According to my sources, Officer Paul Miller was patrolling near a drugstore at 2500 N. Station Street when he was killed in an exchange of gunfire with two crooks, neither of whom were apprehended. He died the next day, July 18, 1928 and is buried in Sec 65 Lot 656 along the 38th Street brick fence.
In Crown Hill’s records, Frank’s name is listed as Frank Maus Fauvre and he is buried along with other Fauvres in Section 14 Lot 10
Three police officers died in 1928 in the line of duty.
We lived at 448 minerva street, and went to mary e cable grade school. I delivred the Star and news papers in this entire nieghborhood.
In her memoirs, my grandmother, Mary Jane Conley, wrote that her father, James Conley (who worked for the Central IL RR) was transferred from Decatur, IL, to Indianapolis “sometime after November 1880.” Her family lived in the house at 293 Blake Street, where the rent was “$12 a month.” In 1889, they bought a stone house at 283 Douglas Street for “about $2,200.” Her description: “The man who built it was a stonemason so all the walls and the steps up to the front entrance were real stone with some ornamentation, and an urn on the front lawn for flowers. Also the sidewalks in front of the house and around were also stone and a step up to the carriage from the street. We had 2 pear trees, a big apple tree and a grape arbor, those luscious Concord grapes hanging in clusters.

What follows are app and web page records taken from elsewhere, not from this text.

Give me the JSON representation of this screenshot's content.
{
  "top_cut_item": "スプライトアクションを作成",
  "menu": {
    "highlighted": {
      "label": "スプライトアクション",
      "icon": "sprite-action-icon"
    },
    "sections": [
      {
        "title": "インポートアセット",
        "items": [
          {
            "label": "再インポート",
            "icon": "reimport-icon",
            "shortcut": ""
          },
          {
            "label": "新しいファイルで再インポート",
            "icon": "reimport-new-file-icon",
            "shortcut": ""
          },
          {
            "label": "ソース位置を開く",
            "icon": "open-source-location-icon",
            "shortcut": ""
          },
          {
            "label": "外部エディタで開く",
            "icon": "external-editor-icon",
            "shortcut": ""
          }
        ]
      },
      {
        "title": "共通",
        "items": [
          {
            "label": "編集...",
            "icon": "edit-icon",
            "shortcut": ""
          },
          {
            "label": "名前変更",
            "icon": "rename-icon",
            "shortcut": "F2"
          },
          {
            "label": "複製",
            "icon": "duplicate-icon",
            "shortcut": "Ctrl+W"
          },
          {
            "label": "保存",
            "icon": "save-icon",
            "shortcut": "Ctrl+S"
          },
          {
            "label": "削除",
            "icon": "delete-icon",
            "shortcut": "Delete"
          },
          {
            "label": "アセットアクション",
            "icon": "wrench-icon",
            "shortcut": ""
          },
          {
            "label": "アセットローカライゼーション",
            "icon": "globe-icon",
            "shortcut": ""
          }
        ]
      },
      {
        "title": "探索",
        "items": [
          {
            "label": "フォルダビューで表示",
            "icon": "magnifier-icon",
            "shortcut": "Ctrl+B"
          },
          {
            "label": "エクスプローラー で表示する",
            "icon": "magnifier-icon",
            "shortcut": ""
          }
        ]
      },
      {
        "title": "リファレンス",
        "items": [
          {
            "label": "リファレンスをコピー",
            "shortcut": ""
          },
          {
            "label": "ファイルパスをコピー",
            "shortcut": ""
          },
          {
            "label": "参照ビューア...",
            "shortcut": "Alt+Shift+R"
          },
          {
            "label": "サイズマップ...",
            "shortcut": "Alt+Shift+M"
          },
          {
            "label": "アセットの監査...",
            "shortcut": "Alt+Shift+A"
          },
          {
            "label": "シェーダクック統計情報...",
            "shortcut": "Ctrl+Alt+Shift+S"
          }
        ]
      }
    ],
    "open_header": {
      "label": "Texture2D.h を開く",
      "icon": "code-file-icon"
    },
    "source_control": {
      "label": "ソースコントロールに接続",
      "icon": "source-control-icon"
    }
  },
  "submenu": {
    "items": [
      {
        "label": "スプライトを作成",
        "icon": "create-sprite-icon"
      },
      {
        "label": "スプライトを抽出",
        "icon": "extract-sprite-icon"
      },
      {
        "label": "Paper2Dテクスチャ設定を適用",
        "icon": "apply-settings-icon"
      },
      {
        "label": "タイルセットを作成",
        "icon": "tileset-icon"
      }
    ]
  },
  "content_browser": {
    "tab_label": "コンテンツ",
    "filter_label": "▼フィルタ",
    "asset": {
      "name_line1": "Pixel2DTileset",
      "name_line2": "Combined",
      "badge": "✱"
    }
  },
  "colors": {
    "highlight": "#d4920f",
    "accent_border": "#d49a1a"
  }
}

I can still see them….We used to play it was a tunnel…Quite common in middle west in those days.”